Go through the records below and show every line with the string "name".

Stored dataset items
---

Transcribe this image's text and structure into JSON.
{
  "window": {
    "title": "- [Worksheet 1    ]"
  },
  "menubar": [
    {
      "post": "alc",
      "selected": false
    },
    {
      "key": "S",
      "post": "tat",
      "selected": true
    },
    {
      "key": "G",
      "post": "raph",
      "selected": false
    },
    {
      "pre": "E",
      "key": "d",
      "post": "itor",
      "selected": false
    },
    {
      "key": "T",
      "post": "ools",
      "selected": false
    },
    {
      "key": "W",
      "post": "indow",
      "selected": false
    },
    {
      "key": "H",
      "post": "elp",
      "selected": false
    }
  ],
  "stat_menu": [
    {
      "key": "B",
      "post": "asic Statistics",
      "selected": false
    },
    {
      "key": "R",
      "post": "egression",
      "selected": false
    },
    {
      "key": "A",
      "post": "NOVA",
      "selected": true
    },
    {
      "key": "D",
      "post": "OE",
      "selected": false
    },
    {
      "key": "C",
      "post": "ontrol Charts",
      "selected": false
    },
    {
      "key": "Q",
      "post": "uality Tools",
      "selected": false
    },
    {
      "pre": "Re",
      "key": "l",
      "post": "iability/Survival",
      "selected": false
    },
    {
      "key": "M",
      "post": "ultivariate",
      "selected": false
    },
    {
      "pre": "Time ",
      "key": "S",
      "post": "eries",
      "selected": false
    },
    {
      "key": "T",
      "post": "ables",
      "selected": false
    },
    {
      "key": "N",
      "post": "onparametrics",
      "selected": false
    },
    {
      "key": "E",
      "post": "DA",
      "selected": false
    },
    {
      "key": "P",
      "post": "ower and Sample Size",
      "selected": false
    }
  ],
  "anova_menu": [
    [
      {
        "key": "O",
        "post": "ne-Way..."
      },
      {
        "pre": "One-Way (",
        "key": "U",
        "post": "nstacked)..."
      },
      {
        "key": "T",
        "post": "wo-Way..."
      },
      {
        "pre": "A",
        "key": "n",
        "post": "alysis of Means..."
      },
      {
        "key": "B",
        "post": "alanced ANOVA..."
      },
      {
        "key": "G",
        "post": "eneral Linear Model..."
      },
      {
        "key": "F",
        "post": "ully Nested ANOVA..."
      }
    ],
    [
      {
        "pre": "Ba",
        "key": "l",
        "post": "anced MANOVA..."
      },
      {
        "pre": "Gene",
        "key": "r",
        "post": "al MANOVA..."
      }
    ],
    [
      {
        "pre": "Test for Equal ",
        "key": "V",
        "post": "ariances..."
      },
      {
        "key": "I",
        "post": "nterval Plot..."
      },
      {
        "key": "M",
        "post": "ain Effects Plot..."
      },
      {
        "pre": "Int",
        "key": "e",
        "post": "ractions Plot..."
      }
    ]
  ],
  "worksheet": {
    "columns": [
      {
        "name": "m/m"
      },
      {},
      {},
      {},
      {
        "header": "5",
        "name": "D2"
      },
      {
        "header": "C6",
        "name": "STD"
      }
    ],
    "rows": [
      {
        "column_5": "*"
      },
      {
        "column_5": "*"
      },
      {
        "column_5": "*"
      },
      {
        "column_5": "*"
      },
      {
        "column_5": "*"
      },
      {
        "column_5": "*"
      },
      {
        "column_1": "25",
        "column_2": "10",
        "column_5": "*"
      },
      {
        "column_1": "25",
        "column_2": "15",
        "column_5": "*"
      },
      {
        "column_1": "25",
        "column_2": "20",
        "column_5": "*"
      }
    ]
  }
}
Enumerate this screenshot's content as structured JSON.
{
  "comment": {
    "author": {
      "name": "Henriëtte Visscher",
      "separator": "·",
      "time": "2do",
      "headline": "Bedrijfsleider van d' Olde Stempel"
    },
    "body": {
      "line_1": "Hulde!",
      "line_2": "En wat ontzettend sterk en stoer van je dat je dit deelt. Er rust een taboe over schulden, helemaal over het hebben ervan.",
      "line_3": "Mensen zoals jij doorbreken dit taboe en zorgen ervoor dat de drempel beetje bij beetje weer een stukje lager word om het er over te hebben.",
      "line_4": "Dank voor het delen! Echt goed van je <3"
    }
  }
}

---

**RESULT**.
        "name": "m/m"
        "name": "D2"
        "name": "STD"
      "name": "Henriëtte Visscher",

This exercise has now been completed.